EAEA welcomes the focus on fundamental rights in the EU highlighted by the Colloquium and its participants. Bringing together people from across Europe with different backgrounds is a very good start to discuss the topic and concentrate together on European values. According to the Eurobarometer 2015, discrimination on the grounds of ethnic origin is regarded as the most widespread form of discrimination in the EU (64%). EAEA strongly supports the idea of mainstreaming fundamental rights into all areas of youth and lifelong learning policies.

Education mentioned as a central element of the answer

“It emerged clearly from these two days that education at home, at school, or our cultural centre plays a crucial role in preventing discrimination and hatred,” underlined Ms. Věra Jourová in her concluding remarks.
EAEA also welcomes the fact that a continuous focus was put on education and adult education throughout the colloquium. Civic education, intercultural dialogue, teacher's training were repeatedly mentioned by the participants as being crucial elements of the answer to fight islamophobia and antisemitism.
“Interfaith and cross-cultural dialogue cannot be taught at university.
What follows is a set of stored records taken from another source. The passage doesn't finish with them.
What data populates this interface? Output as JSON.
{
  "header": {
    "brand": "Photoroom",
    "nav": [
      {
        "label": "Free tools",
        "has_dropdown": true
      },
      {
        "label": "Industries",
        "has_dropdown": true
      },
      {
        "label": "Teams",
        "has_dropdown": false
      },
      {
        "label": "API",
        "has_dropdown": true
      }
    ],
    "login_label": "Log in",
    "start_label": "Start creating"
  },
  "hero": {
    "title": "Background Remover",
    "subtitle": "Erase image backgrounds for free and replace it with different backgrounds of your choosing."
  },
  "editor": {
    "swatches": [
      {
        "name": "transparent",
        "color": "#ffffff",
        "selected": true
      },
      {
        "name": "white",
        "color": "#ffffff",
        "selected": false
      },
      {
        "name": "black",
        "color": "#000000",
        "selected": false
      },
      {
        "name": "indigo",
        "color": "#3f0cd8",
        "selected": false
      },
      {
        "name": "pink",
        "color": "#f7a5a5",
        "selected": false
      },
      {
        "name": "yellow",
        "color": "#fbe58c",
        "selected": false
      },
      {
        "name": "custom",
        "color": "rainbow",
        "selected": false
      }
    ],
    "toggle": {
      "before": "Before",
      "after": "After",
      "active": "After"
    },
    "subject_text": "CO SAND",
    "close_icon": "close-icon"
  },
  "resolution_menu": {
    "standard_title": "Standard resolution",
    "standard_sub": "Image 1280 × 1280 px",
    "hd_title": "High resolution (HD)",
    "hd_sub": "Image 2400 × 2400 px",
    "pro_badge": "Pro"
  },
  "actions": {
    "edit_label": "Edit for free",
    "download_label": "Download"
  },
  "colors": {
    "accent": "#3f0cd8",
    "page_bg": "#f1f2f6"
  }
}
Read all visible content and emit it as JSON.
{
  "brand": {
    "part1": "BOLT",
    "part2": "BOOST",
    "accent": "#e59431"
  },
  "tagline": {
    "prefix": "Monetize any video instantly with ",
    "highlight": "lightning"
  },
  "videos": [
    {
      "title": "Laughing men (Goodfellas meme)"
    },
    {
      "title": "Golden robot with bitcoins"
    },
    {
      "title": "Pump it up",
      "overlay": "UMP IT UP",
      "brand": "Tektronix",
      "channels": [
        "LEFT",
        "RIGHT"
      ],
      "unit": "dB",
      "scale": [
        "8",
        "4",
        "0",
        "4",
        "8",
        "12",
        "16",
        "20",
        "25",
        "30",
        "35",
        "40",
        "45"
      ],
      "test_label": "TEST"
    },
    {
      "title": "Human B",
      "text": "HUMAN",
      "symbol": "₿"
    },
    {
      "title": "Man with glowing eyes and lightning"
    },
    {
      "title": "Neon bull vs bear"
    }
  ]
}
It has to be learned by doing it,” said a young speaker representing a Muslim-Jewish platform.
Ignorance and manipulation of knowledge were also regularly quoted as causes for discrimination behaviors.

Civil society’s action

Participants highlighted the excellent work civil society has done in the refugee crisis.
“We, politicians, need to be humble when we see the power of civil society organisations”, underlined Alice Bah Kuhnke, Swedish Minister of Culture and Democracy.
Gina Ebner, EAEA Secretary General, underlined that financial support was needed to support that work at the grassroots level:
“Projects are financed and then stopped, which means that a lot of know-how and expertise get lost. We need more sustainable financing.”
In the light of the refugee crisis, adult education has a lot to offer to the refugees but also to the local population to help them understand what a refugee is, what their background is and what impact their presence on society has. EAEA members are very active in this field; EAEA is currently showcasing some of their initiatives

Text: Tania Berman
Photos: European Commission, Audiovisual Services